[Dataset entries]
________________________________________

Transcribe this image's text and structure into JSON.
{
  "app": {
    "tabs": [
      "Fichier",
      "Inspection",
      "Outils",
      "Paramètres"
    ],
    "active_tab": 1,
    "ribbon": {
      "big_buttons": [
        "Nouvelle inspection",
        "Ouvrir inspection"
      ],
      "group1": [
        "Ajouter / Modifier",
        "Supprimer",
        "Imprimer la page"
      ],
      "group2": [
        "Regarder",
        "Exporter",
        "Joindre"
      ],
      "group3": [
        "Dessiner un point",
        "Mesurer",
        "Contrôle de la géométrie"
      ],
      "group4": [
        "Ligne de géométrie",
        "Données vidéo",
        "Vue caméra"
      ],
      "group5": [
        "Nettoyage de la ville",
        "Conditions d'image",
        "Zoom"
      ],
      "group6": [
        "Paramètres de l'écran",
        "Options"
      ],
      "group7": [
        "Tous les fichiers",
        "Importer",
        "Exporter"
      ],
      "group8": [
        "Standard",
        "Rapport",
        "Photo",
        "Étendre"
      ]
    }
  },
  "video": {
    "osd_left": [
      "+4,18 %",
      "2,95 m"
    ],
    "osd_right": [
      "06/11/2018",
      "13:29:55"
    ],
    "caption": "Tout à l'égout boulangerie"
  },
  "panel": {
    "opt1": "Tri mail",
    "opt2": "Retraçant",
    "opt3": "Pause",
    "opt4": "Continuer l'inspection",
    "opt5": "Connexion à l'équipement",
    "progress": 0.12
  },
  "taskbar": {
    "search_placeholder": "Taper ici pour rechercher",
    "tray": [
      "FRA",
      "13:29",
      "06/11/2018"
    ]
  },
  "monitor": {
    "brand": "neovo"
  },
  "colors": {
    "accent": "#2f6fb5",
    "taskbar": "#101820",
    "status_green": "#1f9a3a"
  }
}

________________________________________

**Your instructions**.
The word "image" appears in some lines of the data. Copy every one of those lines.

**Answer box**.
Transcribe this image's text and structure into JSON.
        "Conditions d'image",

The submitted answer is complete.